The New York Times recently ran a feature on Reggae Girlz, the first national soccer team from the Caribbean to qualify for the Women’s World Cup, happening soon (June 7 to July 7) in France.
The article, entitled The Women’s World Cup’s Other Inequality: Rich vs. Poor, reports that the coach of the Reggae Girlz has worked for free for five years, and many of the female players lack funds for the costs of being a professional athlete. The coaches have to buy them things like jackets to wear for training and other basics of the sport.
Though they lack the kind of resources that the US and French teams have, the Reggae Girls persevered, thanks largely to the support of Cedella Marley. The daughter of Reggae superstar Bob Marley, Cedella Marley is the director of Tuff Gong, the record label created by her late father. She also heads up the Bob Marley Foundation.
The path to the World Cup has been a journey of more than five years for the Reggae Girlz, with Marley providing many levels of support for the team during that time, including her own funding. Combining her creative and media resources, she also released a song called “Strike Hard” which raised awareness about the team and featured the voices of three of the Marley children, Cedella and her brothers Stephen and Damian.
An article on ESPN provided more background for how Cedella supported for the team’s resurrection:
When the federation defunded the team a second time in 2016, Cedella — unbowed — simply redoubled her efforts, pushing for a complete culture change within Jamaican women’s soccer. First, she persuaded Alessandra Lo Savio, a co-founder of the Alacran Foundation, which does arts philanthropy work in Jamaica and elsewhere, to become a major contributor. Then she identified Hue Menzies, who gave up a career in corporate finance to become a full-time soccer coach, to lead the re-formed team.
One important takeaway from Cedella Marley’s philanthropy is the way in which her support of the Reggae Girlz resulted in others becoming invested. As a result of Marley’s persistence as a supporter of women’s soccer, she increased the perceived value of the team in other’s eyes, and the team was able to garner more support. Now things are finally starting to improve:

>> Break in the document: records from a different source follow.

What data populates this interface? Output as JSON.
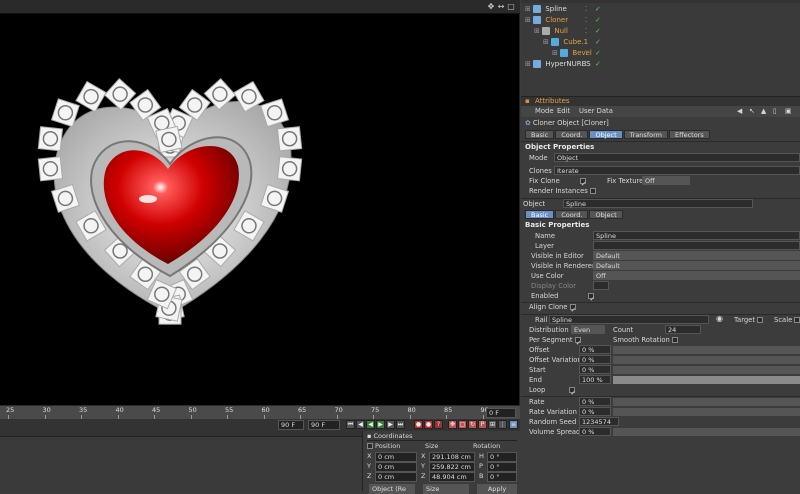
{
  "viewport": {
    "frame_field": "0 F"
  },
  "timeline": {
    "ticks": [
      "25",
      "30",
      "35",
      "40",
      "45",
      "50",
      "55",
      "60",
      "65",
      "70",
      "75",
      "80",
      "85",
      "90"
    ],
    "end_field": "90 F",
    "end_field2": "90 F"
  },
  "coordinates": {
    "title": "Coordinates",
    "col_position": "Position",
    "col_size": "Size",
    "col_rotation": "Rotation",
    "rows": [
      {
        "axis": "X",
        "pos": "0 cm",
        "size_axis": "X",
        "size": "291.108 cm",
        "rot_axis": "H",
        "rot": "0 °"
      },
      {
        "axis": "Y",
        "pos": "0 cm",
        "size_axis": "Y",
        "size": "259.822 cm",
        "rot_axis": "P",
        "rot": "0 °"
      },
      {
        "axis": "Z",
        "pos": "0 cm",
        "size_axis": "Z",
        "size": "48.904 cm",
        "rot_axis": "B",
        "rot": "0 °"
      }
    ],
    "mode_select": "Object (Re",
    "size_select": "Size",
    "apply": "Apply"
  },
  "objects": [
    {
      "name": "Spline",
      "indent": 0
    },
    {
      "name": "Cloner",
      "indent": 0
    },
    {
      "name": "Null",
      "indent": 1
    },
    {
      "name": "Cube.1",
      "indent": 2
    },
    {
      "name": "Bevel",
      "indent": 3
    },
    {
      "name": "HyperNURBS",
      "indent": 0
    }
  ],
  "attributes": {
    "title": "Attributes",
    "menu": [
      "Mode",
      "Edit",
      "User Data"
    ],
    "object_title": "Cloner Object [Cloner]",
    "tabs": [
      "Basic",
      "Coord.",
      "Object",
      "Transform",
      "Effectors"
    ],
    "section_object": "Object Properties",
    "mode_label": "Mode",
    "mode_value": "Object",
    "clones_label": "Clones",
    "clones_value": "Iterate",
    "fix_clone": "Fix Clone",
    "fix_texture": "Fix Texture",
    "fix_texture_value": "Off",
    "render_instances": "Render Instances",
    "link_label": "Object",
    "link_value": "Spline",
    "subtabs": [
      "Basic",
      "Coord.",
      "Object"
    ],
    "section_basic": "Basic Properties",
    "name_label": "Name",
    "name_value": "Spline",
    "layer_label": "Layer",
    "vis_editor": "Visible in Editor",
    "vis_editor_value": "Default",
    "vis_render": "Visible in Renderer",
    "vis_render_value": "Default",
    "use_color": "Use Color",
    "use_color_value": "Off",
    "display_color": "Display Color",
    "enabled": "Enabled",
    "align_clone": "Align Clone",
    "rail_label": "Rail",
    "rail_value": "Spline",
    "target": "Target",
    "scale": "Scale",
    "distribution": "Distribution",
    "distribution_value": "Even",
    "count_label": "Count",
    "count_value": "24",
    "per_segment": "Per Segment",
    "smooth_rotation": "Smooth Rotation",
    "offset": "Offset",
    "offset_value": "0 %",
    "offset_var": "Offset Variation",
    "offset_var_value": "0 %",
    "start": "Start",
    "start_value": "0 %",
    "end": "End",
    "end_value": "100 %",
    "end_fill": 1.0,
    "loop": "Loop",
    "rate": "Rate",
    "rate_value": "0 %",
    "rate_var": "Rate Variation",
    "rate_var_value": "0 %",
    "random_seed": "Random Seed",
    "random_seed_value": "1234574",
    "volume_spread": "Volume Spread",
    "volume_spread_value": "0 %"
  }
}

Jamaica’s World Cup players have signed a contract with the federation that will pay them $800 to $1,200 a month, retroactive to January, Coach Hue Menzies said. And Menzies, who has been working free since 2015, is to receive $40,000, he said. According to team officials, this is the first time a Caribbean women’s team has signed contracts with its national federation. “We haven’t been paid,” Menzies said with a laugh. “But we signed a contract.”

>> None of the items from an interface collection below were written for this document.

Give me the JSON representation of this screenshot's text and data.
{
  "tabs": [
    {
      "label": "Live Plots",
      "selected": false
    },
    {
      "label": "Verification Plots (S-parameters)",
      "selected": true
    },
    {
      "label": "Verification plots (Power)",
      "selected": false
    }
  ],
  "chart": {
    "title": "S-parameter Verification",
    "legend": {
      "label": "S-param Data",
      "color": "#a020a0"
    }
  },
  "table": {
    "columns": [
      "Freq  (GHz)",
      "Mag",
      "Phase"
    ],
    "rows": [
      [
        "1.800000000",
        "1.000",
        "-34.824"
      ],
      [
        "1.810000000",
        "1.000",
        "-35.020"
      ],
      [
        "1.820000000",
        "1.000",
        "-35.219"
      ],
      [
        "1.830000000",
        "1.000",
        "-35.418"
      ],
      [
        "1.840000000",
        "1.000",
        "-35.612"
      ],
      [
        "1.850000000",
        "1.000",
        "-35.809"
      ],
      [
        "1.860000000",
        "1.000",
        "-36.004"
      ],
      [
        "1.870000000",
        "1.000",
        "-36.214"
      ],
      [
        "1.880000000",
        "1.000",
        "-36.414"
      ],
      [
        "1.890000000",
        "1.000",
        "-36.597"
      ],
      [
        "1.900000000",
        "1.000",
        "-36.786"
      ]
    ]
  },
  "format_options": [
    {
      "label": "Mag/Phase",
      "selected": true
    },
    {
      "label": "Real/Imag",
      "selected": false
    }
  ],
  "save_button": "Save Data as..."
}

Congratulations to the Reggae Girlz and Cedella Marley, and best wishes for the World Cup!